Often they are relatively minor, concentrated around oil refineries and terminals – such as those in Wood River and other industrial areas of the Eastern Metro, or in centers like Patoka.

But of the 432 incidents combined in Missouri and Illinois since 2020, 72 have resulted in spills of 1,000 gallons or more. And 36 of those events exceeded 10,000 gallons in leaks, while 13 — not including the recent Edwardsville spill — exceeded 100,000 gallons.

The accidents come from a list of leading pipeline operators and energy companies. Marathon ranks as the pipeline owner with the most spills in both states over a 20-year period.

Marathon was involved in 49 of 432 incidents, according to the Liquid Oil Spill Database. The second company with the most spills was Explorer, followed by BP, then Buckeye Partners and Enbridge.

Most of Missouri and Illinois’ spills – 53% – were attributed to the pipes themselves, with hardware or welding or equipment failures being the leading causes of pipeline incidents, the data shows. from the Pipeline and Hazardous Materials Safety Administration of the United States Department of Transportation. Corrosion was the second most common cause, triggering 15% of spills.

“It’s surprising to see a spill of this size coming from Marathon,” Caram said, discussing the Edwardsville incident. “They have a very good reputation for taking good care of their pipelines.”

Past incidents have occurred near the current cleanup site. Along the same pipeline route and just a few miles west, a Marathon line spilled more than 136,000 gallons of crude oil in 2002, of which only about 15% was recovered.

Most recently, in February 2019, approximately 200,000 gallons of oil spilled from storage tanks in Granite City, some contaminating the city’s sewer system and nearby soil.

The very next day, a separate oil leak in St. Charles County shut down the Keystone pipeline, after spilling 1,800 gallons of crude near the Missouri River.

In 2010, TransCanada, the operator of the Keystone pipeline, specifically identified St. Charles County as the “worst-case scenario” location for a spill. That year, the company had to dig up part of the pipeline, after government tests revealed parts of the project could have been built with faulty steel.

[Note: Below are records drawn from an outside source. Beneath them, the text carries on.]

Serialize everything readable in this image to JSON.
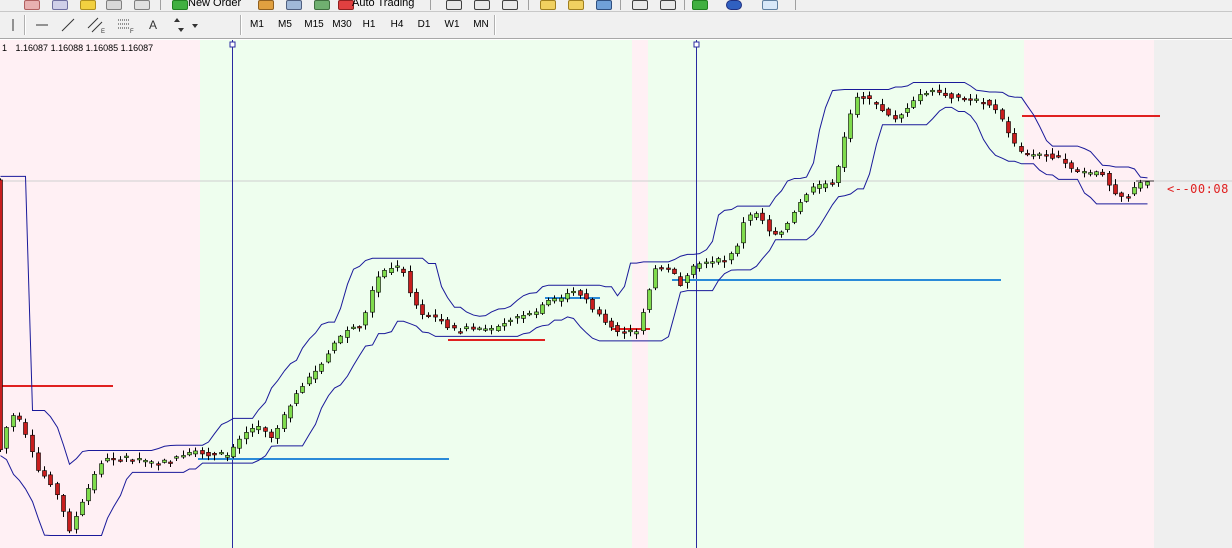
{
  "toolbar": {
    "new_order_label": "New Order",
    "auto_trading_label": "Auto Trading"
  },
  "drawing_tools": {
    "text_tool_label": "A"
  },
  "timeframes": [
    "M1",
    "M5",
    "M15",
    "M30",
    "H1",
    "H4",
    "D1",
    "W1",
    "MN"
  ],
  "chart": {
    "ohlc_readout": "1.16087 1.16088 1.16085 1.16087",
    "symbol_suffix": "1",
    "timer_text": "<--00:08"
  },
  "colors": {
    "bull_candle": "#7fdc4c",
    "bear_candle": "#c81e1e",
    "band_line": "#1a1a9a",
    "zone_pink": "#fff0f4",
    "zone_green": "#eefeee",
    "resistance_line": "#e02020",
    "support_line": "#2a8ad8",
    "session_line": "#2a2aa0"
  }
}
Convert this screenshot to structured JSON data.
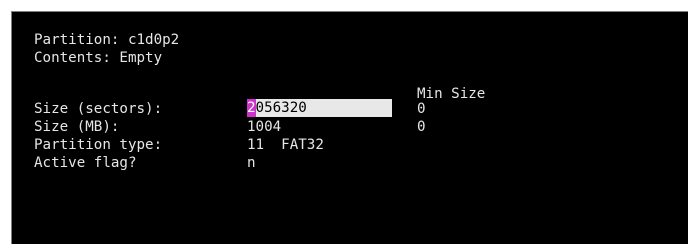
{
  "partition": {
    "label": "Partition:",
    "value": "c1d0p2"
  },
  "contents": {
    "label": "Contents:",
    "value": "Empty"
  },
  "min_size_header": "Min Size",
  "fields": {
    "size_sectors": {
      "label": "Size (sectors):",
      "cursor_char": "2",
      "value_rest": "056320",
      "min": "0"
    },
    "size_mb": {
      "label": "Size (MB):",
      "value": "1004",
      "min": "0"
    },
    "partition_type": {
      "label": "Partition type:",
      "value": "11  FAT32"
    },
    "active_flag": {
      "label": "Active flag?",
      "value": "n"
    }
  },
  "colors": {
    "background": "#000000",
    "text": "#e6e6e6",
    "input_bg": "#e8e8e8",
    "cursor": "#cc33cc"
  }
}
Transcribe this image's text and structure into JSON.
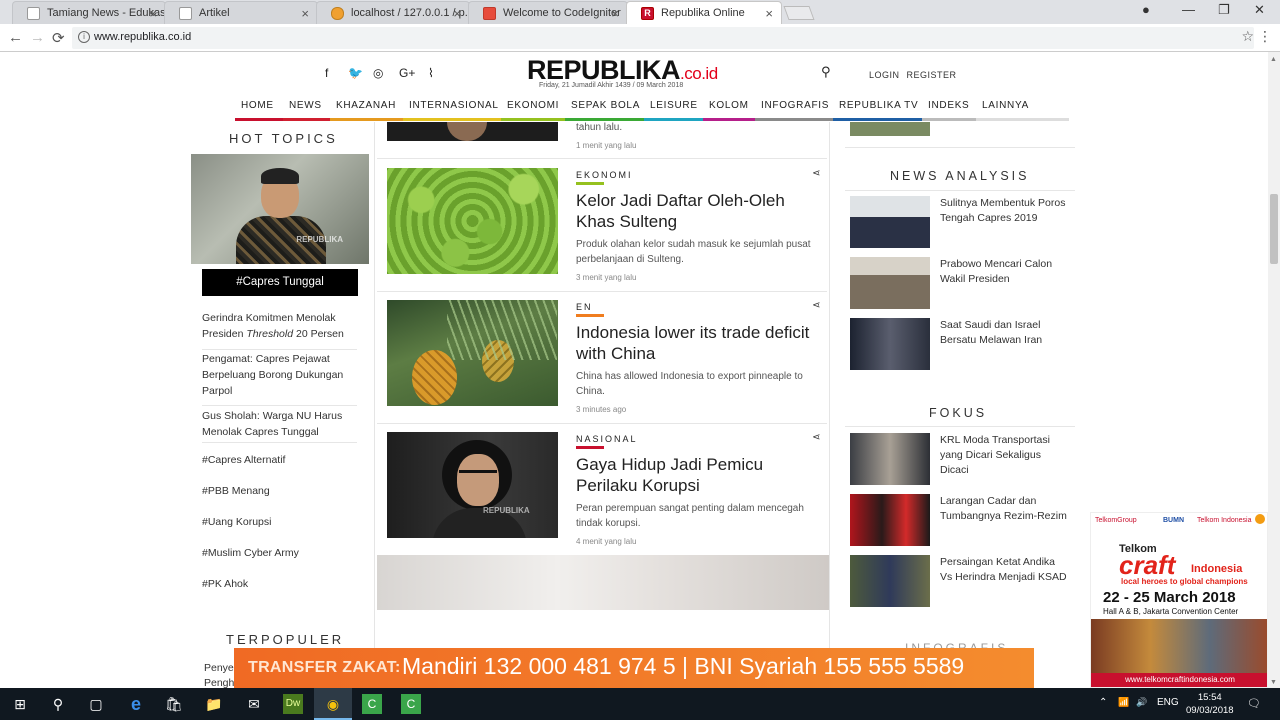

Excavation in the northwest part of Missouri found nine anomalies in the pipeline. The Post-Dispatch reported that year that more of the line may have had to be dug if government pipe strength standards had not been relaxed in 2009.

Caram said pipeline operators can combat threats such as corrosion by running electrical current through the lines. Meanwhile, inspection tools can be sent inside the lines to check and identify anomalies, such as dents or places where the thickness of the pipe varies.

Looking ahead, experts like him are curious to learn more about the recent Edwardsville spill, Marathon’s leak inspection and detection practices, and whether the causes ultimately point to broader risks in the system. of pipelines, or if the risks were unique to that unique location.

“Is there a risk to the rest of the system? Karam asked. “The public should pay attention to the cause of the failure.”

Janelle O’Dea of ​​the Post-Dispatch contributed to this report.